▶ [Work to be completed]
Leaving out the pictures, reproduce each record exactly and in full.

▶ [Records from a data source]

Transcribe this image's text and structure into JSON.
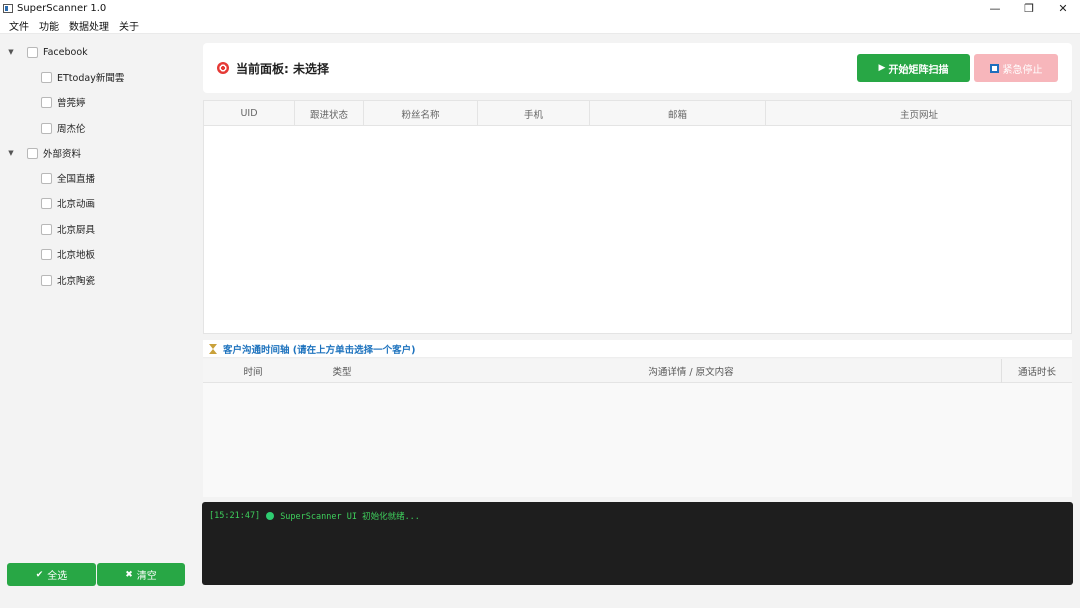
{
  "window": {
    "title": "SuperScanner 1.0",
    "minimize": "—",
    "maximize": "❐",
    "close": "✕"
  },
  "menu": [
    "文件",
    "功能",
    "数据处理",
    "关于"
  ],
  "sidebar": {
    "groups": [
      {
        "label": "Facebook",
        "items": [
          "ETtoday新聞雲",
          "曾莞婷",
          "周杰伦"
        ]
      },
      {
        "label": "外部资料",
        "items": [
          "全国直播",
          "北京动画",
          "北京厨具",
          "北京地板",
          "北京陶瓷"
        ]
      }
    ],
    "select_all": "全选",
    "clear": "清空"
  },
  "header": {
    "title": "当前面板: 未选择",
    "start_button": "开始矩阵扫描",
    "stop_button": "紧急停止"
  },
  "table": {
    "columns": [
      "UID",
      "跟进状态",
      "粉丝名称",
      "手机",
      "邮箱",
      "主页网址"
    ]
  },
  "timeline": {
    "title": "客户沟通时间轴 (请在上方单击选择一个客户)",
    "columns": [
      "时间",
      "类型",
      "沟通详情 / 原文内容",
      "通话时长"
    ]
  },
  "console": {
    "time": "[15:21:47]",
    "message": "SuperScanner UI 初始化就绪..."
  },
  "colors": {
    "accent": "#28a745",
    "stop": "#f7b6bb",
    "link": "#1e73be",
    "console_bg": "#1e1e1e",
    "console_text": "#3ecf5c"
  }
}
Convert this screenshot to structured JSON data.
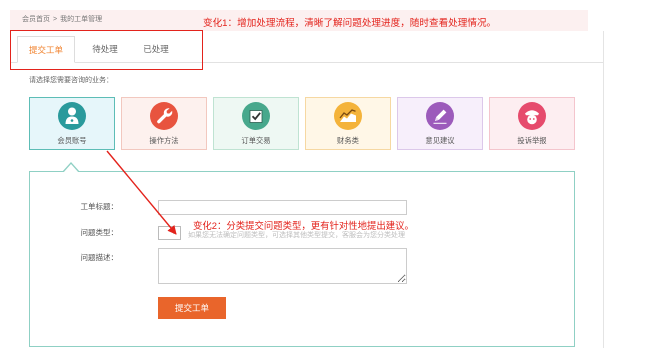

▶ [Written answer]
Transcribe this image's text and structure into JSON.
{
  "window": {
    "title": "SuperScanner 1.0",
    "minimize": "—",
    "maximize": "❐",
    "close": "✕"
  },
  "menu": [
    "文件",
    "功能",
    "数据处理",
    "关于"
  ],
  "sidebar": {
    "groups": [
      {
        "label": "Facebook",
        "items": [
          "ETtoday新聞雲",
          "曾莞婷",
          "周杰伦"
        ]
      },
      {
        "label": "外部资料",
        "items": [
          "全国直播",
          "北京动画",
          "北京厨具",
          "北京地板",
          "北京陶瓷"
        ]
      }
    ],
    "select_all": "全选",
    "clear": "清空"
  },
  "header": {
    "title": "当前面板: 未选择",
    "start_button": "开始矩阵扫描",
    "stop_button": "紧急停止"
  },
  "table": {
    "columns": [
      "UID",
      "跟进状态",
      "粉丝名称",
      "手机",
      "邮箱",
      "主页网址"
    ]
  },
  "timeline": {
    "title": "客户沟通时间轴 (请在上方单击选择一个客户)",
    "columns": [
      "时间",
      "类型",
      "沟通详情 / 原文内容",
      "通话时长"
    ]
  },
  "console": {
    "time": "[15:21:47]",
    "message": "SuperScanner UI 初始化就绪..."
  },
  "colors": {
    "accent": "#28a745",
    "stop": "#f7b6bb",
    "link": "#1e73be",
    "console_bg": "#1e1e1e",
    "console_text": "#3ecf5c"
  }
}
Convert this screenshot to structured JSON data.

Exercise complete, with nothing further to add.